● TASK DIRECTIONS
Would you please return all of the entries below exactly as shown?

● EXERCISE MATERIAL
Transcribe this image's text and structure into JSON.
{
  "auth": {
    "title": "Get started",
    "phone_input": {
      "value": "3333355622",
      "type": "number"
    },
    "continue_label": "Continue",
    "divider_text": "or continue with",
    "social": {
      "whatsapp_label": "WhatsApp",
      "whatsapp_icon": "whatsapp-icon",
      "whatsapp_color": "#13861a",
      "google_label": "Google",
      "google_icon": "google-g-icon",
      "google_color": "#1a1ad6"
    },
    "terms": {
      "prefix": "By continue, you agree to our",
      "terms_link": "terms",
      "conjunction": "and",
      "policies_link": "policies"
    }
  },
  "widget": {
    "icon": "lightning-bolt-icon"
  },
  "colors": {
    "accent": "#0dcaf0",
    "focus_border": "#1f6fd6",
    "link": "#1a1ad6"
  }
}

● OUTPUT FOR THIS EXERCISE
Transcribe this image's text and structure into JSON.
{
  "auth": {
    "title": "Get started",
    "phone_input": {
      "value": "3333355622",
      "type": "number"
    },
    "continue_label": "Continue",
    "divider_text": "or continue with",
    "social": {
      "whatsapp_label": "WhatsApp",
      "whatsapp_icon": "whatsapp-icon",
      "whatsapp_color": "#13861a",
      "google_label": "Google",
      "google_icon": "google-g-icon",
      "google_color": "#1a1ad6"
    },
    "terms": {
      "prefix": "By continue, you agree to our",
      "terms_link": "terms",
      "conjunction": "and",
      "policies_link": "policies"
    }
  },
  "widget": {
    "icon": "lightning-bolt-icon"
  },
  "colors": {
    "accent": "#0dcaf0",
    "focus_border": "#1f6fd6",
    "link": "#1a1ad6"
  }
}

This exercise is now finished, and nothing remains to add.